Last Updated on May 30, 2020 by Admin
The construction industry is one of the most dangerous in which to work with many very hazardous tasks that have to be carried out, many involving working in confined spaces and with quite dangerous chemicals and equipment. Read more to know about why construction safety is essentials at construction sites on mobile working platforms.
The biggest risk to the workforce however remains working at height and mobile platforms are considered to be more dangerous than scaffolding towers; sometimes, though, nothing else will do.
IPAF courses help to make things safer
IPAF (International Powered Access Federation) has designed a number of courses to cover training on various different kinds of equipment and so it is not hard to make sure that staff is well trained in the types of MEWP (Mobile Elevating Working Platform) in use on the construction project at hand.
However, many employers decide, very sensibly, to train their staff more generally, so they can use any equipment they may be called upon to employ in their work.
It also helps to have staff very widely trained because it is sometimes the case that another person, not necessarily using a piece of equipment regularly themselves, nonetheless might spot a defect or incorrect usage of a mobile platform. In the same way that many hands make light work, many eyes make a safer working environment for everyone.
Mobile platforms are increasingly popular

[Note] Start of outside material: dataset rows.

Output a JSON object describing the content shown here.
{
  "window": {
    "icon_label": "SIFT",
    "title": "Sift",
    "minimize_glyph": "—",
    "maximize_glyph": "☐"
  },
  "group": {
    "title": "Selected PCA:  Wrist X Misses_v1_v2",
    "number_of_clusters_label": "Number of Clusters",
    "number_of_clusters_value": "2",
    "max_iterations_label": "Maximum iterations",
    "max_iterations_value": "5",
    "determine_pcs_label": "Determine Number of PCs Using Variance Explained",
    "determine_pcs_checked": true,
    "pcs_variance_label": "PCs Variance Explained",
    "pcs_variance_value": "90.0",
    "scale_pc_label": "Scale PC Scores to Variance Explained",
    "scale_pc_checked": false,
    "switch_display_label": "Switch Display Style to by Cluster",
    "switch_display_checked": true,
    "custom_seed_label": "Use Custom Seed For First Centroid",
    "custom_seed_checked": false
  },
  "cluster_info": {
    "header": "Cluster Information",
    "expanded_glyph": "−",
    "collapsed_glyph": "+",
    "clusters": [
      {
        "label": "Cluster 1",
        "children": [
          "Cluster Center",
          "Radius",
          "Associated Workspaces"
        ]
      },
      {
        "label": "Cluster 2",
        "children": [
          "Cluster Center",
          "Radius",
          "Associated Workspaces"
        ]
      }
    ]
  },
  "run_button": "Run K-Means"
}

In a construction context as in so many other areas of business, time is money and time spent erecting, dismantling, moving, re-erecting a scaffolding tower repeatedly can be very expensive, as well as not very good for the structure of the tower, which comes under various stresses every time it is moved and reused.
A mobile platform can be moved into place within minutes and can be adjusted, once in place, to whatever height is required. The only minor downside is that a mobile platform is often smaller than a scaffolding system that can be built if necessary to enclose an entire building.
It also often has a smaller working load, but because it is very easy to descend and bring up more working materials instead of having to have them all to hand, this is not a very important consideration. In general, the less climbing up and down that is done, the safer the general working day will be.
Specific training for specific situations
Some mobile platforms are used in some quite unusual situations where an alternative would be difficult to find, such as inside really tall buildings such as warehouses and hangars.
As soon as you start using mobile platforms under a roof or overhanging obstructions (such as shelving, mezzanine floors or staircases) it is essential that the operator is well trained in the use of the controls because severe crush injuries have occurred because the platform’s rise was not stopped in time.
Mobile platforms also carry the risk of toppling and this can have far worse consequences indoors – outdoors the fall is likely to be serious but there is a chance that the platform at the top will fall onto open ground and with correct harnessing the workers on it may escape relatively lightly.
Indoors, however, the fall is unlikely to be unimpeded and collision with a wall or structure within the building is much more likely to be fatal or the cause of life-changing injuries.
More challenging training
PASMA also offers some enhanced training options, such as the PAL+ license. To pass this training course, the applicant must already have the PAL (Powered Access License) and to be able to show a good understanding of the equipment in use.
This enhanced training is usually for those working in particularly difficult circumstances, but many with the PAL decide to go for the PAL+ because it offers a chance to become a real expert in the field and prove that your knowledge of all aspects of using powered platforms is really sound.
Training at a different level is always a good plan if it can be sourced because a challenge to a worker keeps their interest whetted and stops complacency, lax behavior, and accidents.